- [How to complete this task]:
You are to retype exactly the line with "Convert this screenshot" and every line after it in the entries below.

- [Information]:
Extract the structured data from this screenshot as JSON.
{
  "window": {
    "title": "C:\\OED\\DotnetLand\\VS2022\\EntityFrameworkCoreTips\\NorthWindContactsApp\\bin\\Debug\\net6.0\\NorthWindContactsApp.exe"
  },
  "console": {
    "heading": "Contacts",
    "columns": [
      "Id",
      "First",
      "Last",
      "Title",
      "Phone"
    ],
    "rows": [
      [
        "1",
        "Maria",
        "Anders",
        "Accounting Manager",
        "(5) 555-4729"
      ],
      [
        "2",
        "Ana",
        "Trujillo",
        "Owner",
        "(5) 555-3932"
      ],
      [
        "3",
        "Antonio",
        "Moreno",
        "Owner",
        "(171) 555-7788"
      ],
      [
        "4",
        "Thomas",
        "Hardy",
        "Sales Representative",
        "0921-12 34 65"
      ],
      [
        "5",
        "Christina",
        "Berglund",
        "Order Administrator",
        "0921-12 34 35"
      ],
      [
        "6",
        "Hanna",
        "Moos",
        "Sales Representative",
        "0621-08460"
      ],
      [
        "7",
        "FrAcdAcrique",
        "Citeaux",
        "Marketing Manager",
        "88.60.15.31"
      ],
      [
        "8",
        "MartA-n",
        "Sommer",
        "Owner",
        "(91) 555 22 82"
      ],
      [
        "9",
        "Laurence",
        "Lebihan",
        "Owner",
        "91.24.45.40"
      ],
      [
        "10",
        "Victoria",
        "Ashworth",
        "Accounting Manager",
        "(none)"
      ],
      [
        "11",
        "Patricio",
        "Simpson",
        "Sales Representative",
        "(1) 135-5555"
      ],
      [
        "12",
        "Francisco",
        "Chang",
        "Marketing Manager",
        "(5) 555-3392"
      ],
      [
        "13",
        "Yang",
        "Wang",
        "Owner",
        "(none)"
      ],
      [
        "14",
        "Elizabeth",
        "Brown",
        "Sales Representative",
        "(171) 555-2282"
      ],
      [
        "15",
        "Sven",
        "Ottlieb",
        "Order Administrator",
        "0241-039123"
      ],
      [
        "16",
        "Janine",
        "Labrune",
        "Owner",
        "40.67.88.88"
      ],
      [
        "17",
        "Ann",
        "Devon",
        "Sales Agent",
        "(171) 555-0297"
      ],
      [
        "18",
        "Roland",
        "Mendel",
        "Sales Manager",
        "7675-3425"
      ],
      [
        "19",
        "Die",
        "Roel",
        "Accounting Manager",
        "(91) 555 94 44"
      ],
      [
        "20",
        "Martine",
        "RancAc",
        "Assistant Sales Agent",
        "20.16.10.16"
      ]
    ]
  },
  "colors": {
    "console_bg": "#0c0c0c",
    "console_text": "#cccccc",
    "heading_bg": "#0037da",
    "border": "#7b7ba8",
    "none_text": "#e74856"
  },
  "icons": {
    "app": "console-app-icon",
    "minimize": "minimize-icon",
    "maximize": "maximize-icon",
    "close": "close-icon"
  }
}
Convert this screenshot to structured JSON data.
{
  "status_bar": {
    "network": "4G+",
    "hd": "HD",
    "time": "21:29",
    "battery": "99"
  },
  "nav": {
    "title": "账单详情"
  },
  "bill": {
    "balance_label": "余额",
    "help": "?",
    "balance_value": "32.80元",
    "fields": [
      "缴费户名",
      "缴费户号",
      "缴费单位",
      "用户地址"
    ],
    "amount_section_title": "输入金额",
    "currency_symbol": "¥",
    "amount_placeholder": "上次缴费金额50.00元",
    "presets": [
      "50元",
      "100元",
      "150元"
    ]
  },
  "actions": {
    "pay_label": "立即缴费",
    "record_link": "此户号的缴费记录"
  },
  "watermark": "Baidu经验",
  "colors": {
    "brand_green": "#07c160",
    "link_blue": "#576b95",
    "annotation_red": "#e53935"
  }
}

- [Response]:
Convert this screenshot to structured JSON data.
{
  "status_bar": {
    "network": "4G+",
    "hd": "HD",
    "time": "21:29",
    "battery": "99"
  },
  "nav": {
    "title": "账单详情"
  },
  "bill": {
    "balance_label": "余额",
    "help": "?",
    "balance_value": "32.80元",
    "fields": [
      "缴费户名",
      "缴费户号",
      "缴费单位",
      "用户地址"
    ],
    "amount_section_title": "输入金额",
    "currency_symbol": "¥",
    "amount_placeholder": "上次缴费金额50.00元",
    "presets": [
      "50元",
      "100元",
      "150元"
    ]
  },
  "actions": {
    "pay_label": "立即缴费",
    "record_link": "此户号的缴费记录"
  },
  "watermark": "Baidu经验",
  "colors": {
    "brand_green": "#07c160",
    "link_blue": "#576b95",
    "annotation_red": "#e53935"
  }
}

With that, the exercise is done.